More coordination and data-sharing is needed between member states, Commission president says
The European Commission has a plan to bring experts on Covid-19 from different European countries together to facilitate better sharing of information on how to combat the pandemic, as hospitalisation rates across the EU soar in the wake of a second wave of cases.
“Member states must step up their sharing of data on a common basis, and ensure a strengthened and integrated surveillance system across the EU,” the Commission said in a communication to the European Parliament and national governments published on 28 October. “This should extend beyond data relating to the pandemic itself, to areas such as data on the economic situation and on health systems.”
The Commission said that, in cooperation with the European Centre for Disease Prevention and Control, it should “facilitate discussion among epidemiologists and other experts at EU level to coordinate national approaches and exchange best practices”. It said it will explore the use of existing networks, or the creation of a new platform of national science advisers, to this end.
Mariya Gabriel, the EU R&D commissioner, said in a tweet that she was “proud to announce” the six-month anniversary of the EU Covid-19 Data Platform for information sharing, and that it had been subject to nearly three million requests for data from 92,000 unique users spanning 170 countries. But the Commission said that only five member states are sharing information through the platform—something that “needs to become the norm”.
Commission president Ursula von der Leyen (pictured) said she would call for greater sharing through the platform at a meeting of national leaders on 29 October, and that information sharing would help with coordination of, for example, cross-border cooperation on ensuring hospitals do not exceed their capacity. She said the planned gathering of national science advisers would help “align the advice given to governments”.
“By working together, coordinating our action and taking responsibility at all levels, we can get control over [the pandemic], protect everyone’s health, and gradually return our society and economy to normal,” she said.

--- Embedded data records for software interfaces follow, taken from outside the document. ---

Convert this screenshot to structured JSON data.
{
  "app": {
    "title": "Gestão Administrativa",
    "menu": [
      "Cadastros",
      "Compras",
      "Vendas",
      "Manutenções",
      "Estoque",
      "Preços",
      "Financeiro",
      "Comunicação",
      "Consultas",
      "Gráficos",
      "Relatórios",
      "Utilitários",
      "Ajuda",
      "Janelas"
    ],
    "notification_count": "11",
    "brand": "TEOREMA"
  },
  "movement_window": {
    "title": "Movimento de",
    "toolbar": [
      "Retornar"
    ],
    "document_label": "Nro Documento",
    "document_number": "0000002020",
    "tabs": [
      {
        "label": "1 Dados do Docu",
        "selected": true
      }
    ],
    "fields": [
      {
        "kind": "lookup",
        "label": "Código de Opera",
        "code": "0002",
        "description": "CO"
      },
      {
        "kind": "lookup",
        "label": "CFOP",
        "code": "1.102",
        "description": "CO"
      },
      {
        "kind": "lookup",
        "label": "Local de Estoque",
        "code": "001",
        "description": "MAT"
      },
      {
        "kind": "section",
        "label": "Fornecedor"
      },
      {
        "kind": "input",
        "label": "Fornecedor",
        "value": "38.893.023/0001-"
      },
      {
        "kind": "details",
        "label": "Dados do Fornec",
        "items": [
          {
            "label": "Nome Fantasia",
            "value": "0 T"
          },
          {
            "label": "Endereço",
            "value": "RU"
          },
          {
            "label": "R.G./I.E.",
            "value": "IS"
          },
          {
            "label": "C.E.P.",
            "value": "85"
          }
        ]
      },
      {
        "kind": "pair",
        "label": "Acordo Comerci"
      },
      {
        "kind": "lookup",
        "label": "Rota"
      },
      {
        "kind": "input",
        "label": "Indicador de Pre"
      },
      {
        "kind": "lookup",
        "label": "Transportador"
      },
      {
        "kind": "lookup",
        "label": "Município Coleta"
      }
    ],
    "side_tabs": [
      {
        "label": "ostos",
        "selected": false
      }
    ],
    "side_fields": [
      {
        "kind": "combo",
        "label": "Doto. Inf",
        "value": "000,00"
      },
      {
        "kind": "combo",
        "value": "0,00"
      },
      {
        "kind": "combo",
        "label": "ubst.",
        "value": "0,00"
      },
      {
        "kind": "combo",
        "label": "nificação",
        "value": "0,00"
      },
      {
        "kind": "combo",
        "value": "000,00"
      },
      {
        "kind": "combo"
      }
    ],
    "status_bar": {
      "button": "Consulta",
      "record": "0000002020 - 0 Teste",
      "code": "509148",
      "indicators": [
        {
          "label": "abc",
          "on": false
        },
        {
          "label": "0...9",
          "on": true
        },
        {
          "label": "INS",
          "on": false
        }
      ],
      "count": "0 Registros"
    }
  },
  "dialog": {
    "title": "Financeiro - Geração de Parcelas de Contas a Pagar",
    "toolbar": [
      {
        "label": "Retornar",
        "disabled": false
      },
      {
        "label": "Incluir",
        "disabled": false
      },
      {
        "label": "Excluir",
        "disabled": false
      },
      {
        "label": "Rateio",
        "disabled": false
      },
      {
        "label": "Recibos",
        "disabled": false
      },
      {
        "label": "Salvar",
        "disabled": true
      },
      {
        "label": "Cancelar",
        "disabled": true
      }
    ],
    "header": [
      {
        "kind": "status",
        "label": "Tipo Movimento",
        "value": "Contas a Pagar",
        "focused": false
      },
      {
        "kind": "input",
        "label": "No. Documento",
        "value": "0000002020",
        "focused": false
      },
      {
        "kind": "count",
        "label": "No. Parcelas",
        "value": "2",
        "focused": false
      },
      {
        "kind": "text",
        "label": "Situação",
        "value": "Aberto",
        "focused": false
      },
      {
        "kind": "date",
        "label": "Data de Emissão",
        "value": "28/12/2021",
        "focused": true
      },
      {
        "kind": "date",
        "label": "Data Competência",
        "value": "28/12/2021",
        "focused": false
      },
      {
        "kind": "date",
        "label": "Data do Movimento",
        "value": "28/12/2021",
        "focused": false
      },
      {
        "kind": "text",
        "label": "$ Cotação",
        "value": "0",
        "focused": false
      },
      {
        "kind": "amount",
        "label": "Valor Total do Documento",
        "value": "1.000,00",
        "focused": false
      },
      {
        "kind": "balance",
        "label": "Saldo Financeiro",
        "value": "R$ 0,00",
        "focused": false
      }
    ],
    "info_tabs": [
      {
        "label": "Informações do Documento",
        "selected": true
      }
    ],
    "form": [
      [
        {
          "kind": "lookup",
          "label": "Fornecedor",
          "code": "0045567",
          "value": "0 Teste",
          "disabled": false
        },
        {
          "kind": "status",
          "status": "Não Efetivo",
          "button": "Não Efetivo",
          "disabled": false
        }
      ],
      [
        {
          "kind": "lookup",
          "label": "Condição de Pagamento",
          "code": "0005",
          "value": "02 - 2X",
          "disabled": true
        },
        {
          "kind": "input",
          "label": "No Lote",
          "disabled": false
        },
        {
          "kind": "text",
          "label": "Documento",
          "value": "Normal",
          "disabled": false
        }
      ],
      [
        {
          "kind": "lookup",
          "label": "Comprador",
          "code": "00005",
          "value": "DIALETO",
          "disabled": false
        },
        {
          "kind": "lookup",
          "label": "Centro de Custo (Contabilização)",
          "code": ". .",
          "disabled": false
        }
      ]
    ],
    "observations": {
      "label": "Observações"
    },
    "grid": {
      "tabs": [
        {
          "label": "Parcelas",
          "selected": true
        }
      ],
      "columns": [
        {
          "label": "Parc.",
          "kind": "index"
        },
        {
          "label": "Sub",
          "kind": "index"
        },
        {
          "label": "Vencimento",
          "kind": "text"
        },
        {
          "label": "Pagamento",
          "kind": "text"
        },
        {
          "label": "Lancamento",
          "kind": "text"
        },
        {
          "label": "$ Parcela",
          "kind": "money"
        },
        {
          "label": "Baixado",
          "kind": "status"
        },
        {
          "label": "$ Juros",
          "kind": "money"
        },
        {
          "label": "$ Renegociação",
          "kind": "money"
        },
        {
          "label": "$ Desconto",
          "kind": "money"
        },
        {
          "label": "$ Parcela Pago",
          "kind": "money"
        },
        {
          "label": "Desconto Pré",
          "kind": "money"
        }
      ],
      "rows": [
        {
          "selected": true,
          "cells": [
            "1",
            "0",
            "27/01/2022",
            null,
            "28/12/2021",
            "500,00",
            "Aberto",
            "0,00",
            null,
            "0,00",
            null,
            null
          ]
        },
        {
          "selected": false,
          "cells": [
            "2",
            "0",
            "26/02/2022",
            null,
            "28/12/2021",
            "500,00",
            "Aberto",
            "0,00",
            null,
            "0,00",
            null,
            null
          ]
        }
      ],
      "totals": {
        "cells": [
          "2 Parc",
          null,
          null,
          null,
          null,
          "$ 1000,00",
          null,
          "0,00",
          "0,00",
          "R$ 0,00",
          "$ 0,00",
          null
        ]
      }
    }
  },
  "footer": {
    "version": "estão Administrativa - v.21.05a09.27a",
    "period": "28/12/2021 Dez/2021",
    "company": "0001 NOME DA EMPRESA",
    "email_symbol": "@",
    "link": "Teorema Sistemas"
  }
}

As well as calling for better sharing of information and expertise, the Commission also adopted a recommendation on testing strategies, offered help to governments setting up contact-tracing apps, said it would continue to review its advance purchase agreements with vaccine manufacturers, and called on governments to “relaunch” their communication campaigns to tackle misinformation and pandemic fatigue.
In an interview with the European Parliament Science-Media Hub published on 28 October, Peter Piot, the director of the London School of Hygiene and Tropical Medicine and special adviser to von der Leyen, said he had “never seen so much intense collaboration and sharing of knowledge”, but that it was a “challenge to keep up with, and make sense of, all the information that is coming out”.
He said that “agreement and coherence within Europe are urgently needed” for managing the pandemic, but also stressed that the response must be “locally driven”, explaining, “you need a strong interaction and synergy between central policy-making and local authorities”.